→ Task objective
Where does the string "banana" occur in the records below? Copy every line that holds it.

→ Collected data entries
•••
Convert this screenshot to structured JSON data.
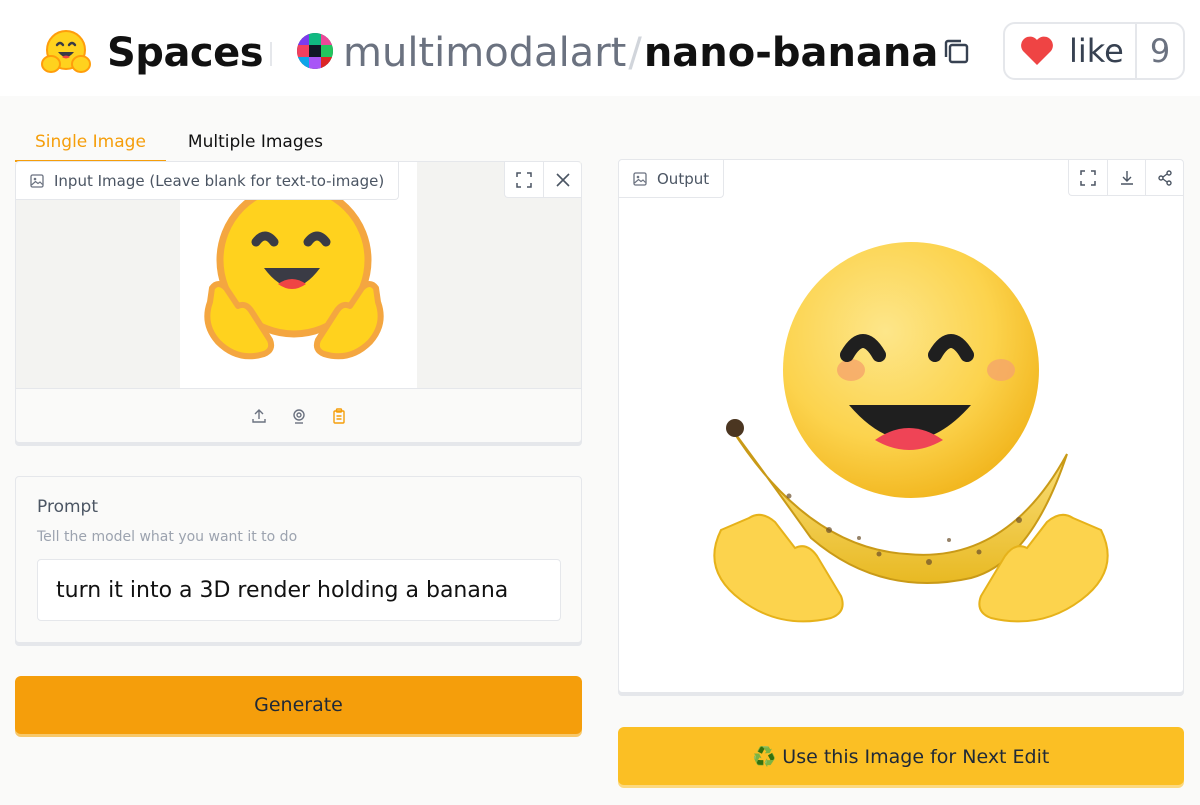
{
  "header": {
    "brand": "Spaces",
    "owner": "multimodalart",
    "separator": "/",
    "repo": "nano-banana",
    "like_label": "like",
    "like_count": "9"
  },
  "tabs": [
    {
      "label": "Single Image",
      "active": true
    },
    {
      "label": "Multiple Images",
      "active": false
    }
  ],
  "input_image": {
    "label": "Input Image (Leave blank for text-to-image)",
    "tools": [
      "fullscreen-icon",
      "close-icon"
    ],
    "sources": [
      "upload-icon",
      "webcam-icon",
      "clipboard-icon"
    ]
  },
  "prompt": {
    "label": "Prompt",
    "info": "Tell the model what you want it to do",
    "value": "turn it into a 3D render holding a banana"
  },
  "generate_label": "Generate",
  "output": {
    "label": "Output",
    "tools": [
      "fullscreen-icon",
      "download-icon",
      "share-icon"
    ]
  },
  "next_edit": {
    "icon": "♻️",
    "label": "Use this Image for Next Edit"
  },
  "colors": {
    "accent": "#f59e0b",
    "secondary_button": "#fbbf24",
    "like_heart": "#ef4444"
  }
}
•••
→ Task output
    "repo": "nano-banana",
    "value": "turn it into a 3D render holding a banana"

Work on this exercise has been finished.